─── DATA SHOWN
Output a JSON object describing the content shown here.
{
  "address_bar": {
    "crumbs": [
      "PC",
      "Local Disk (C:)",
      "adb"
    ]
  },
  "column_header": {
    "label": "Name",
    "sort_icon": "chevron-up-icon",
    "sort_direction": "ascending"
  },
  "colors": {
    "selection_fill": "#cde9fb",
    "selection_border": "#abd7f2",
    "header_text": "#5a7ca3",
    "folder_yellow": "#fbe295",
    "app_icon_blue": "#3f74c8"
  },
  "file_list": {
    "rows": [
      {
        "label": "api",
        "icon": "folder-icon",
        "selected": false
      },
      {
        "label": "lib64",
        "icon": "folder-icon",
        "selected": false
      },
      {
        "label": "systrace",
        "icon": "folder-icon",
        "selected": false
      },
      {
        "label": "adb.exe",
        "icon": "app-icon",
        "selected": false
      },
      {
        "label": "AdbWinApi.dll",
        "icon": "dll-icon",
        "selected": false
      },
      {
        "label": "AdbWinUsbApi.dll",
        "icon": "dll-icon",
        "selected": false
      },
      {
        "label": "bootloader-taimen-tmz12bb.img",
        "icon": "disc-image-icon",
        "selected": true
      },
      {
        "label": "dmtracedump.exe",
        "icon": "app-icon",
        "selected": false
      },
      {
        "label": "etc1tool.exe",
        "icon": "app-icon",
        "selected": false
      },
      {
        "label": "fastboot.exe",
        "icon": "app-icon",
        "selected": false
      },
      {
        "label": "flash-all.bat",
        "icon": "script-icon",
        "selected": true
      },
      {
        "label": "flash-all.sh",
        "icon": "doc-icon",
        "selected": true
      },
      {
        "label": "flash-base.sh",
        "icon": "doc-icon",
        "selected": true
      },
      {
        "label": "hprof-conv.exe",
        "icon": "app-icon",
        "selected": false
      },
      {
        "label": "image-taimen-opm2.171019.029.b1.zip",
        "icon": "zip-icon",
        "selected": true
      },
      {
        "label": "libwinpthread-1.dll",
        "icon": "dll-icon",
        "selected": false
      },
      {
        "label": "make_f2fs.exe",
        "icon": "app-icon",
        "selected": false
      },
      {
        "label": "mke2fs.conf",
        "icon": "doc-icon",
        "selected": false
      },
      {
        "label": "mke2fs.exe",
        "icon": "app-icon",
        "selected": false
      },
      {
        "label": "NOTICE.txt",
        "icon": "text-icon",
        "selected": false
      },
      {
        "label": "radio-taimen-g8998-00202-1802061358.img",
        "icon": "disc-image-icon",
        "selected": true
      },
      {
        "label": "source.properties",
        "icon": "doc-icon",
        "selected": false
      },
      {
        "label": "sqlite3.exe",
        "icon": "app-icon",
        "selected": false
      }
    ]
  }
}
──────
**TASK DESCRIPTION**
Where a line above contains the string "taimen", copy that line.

**SOLUTION TO THE PROBLEM**
        "label": "bootloader-taimen-tmz12bb.img",
        "label": "image-taimen-opm2.171019.029.b1.zip",
        "label": "radio-taimen-g8998-00202-1802061358.img",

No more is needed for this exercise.